** RECORDS SUPPLIED **
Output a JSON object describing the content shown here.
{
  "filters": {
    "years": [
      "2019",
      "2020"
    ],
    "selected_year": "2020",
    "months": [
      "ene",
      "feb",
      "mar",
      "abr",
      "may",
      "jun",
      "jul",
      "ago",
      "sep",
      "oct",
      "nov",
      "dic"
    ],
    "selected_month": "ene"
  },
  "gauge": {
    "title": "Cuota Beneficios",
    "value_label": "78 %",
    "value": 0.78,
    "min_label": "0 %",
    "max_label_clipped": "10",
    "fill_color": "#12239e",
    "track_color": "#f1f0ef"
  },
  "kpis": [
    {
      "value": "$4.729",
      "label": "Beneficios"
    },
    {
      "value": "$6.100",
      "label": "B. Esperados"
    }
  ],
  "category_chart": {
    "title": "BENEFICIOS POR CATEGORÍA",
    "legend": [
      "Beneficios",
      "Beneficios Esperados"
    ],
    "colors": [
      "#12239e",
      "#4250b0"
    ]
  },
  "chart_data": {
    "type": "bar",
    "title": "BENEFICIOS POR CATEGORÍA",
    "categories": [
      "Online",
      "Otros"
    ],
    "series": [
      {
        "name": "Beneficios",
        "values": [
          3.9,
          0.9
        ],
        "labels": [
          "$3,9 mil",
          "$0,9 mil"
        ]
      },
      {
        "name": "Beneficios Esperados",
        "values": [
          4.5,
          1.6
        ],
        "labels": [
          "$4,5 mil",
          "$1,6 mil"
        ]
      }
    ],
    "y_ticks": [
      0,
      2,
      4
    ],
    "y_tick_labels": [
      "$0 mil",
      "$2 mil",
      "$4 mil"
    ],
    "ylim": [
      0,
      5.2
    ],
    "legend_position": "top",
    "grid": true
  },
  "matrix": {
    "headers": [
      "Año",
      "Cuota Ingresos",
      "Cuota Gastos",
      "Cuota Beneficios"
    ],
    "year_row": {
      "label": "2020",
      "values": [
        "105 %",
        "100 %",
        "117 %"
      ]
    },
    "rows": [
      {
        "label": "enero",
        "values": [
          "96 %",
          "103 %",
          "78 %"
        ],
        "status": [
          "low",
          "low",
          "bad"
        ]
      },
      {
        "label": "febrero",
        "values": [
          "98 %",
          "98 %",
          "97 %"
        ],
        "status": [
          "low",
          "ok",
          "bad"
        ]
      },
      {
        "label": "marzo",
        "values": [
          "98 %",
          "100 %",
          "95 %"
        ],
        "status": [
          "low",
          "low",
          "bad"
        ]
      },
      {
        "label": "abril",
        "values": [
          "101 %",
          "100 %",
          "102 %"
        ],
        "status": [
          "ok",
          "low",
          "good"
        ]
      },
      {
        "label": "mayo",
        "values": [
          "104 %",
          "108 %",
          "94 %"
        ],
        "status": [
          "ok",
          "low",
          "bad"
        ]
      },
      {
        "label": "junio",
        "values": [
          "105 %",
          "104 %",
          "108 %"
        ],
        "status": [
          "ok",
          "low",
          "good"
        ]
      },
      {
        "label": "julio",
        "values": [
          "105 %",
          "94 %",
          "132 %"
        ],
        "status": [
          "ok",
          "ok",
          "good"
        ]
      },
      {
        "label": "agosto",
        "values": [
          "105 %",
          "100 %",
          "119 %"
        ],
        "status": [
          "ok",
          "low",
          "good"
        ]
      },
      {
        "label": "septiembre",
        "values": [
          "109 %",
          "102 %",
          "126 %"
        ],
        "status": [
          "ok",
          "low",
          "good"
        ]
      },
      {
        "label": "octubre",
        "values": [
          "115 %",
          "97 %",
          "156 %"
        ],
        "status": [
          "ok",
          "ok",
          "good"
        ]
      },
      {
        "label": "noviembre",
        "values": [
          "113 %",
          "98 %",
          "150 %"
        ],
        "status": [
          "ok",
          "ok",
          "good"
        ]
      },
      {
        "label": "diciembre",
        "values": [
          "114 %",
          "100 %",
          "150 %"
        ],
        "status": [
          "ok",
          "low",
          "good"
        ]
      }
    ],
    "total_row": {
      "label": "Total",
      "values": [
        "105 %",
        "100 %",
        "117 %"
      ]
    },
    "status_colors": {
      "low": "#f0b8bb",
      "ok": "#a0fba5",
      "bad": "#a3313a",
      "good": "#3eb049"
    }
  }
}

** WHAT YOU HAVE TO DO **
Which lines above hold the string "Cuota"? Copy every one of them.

** RESPONSE TO THIS TASK **
    "title": "Cuota Beneficios",
      "Cuota Ingresos",
      "Cuota Gastos",
      "Cuota Beneficios"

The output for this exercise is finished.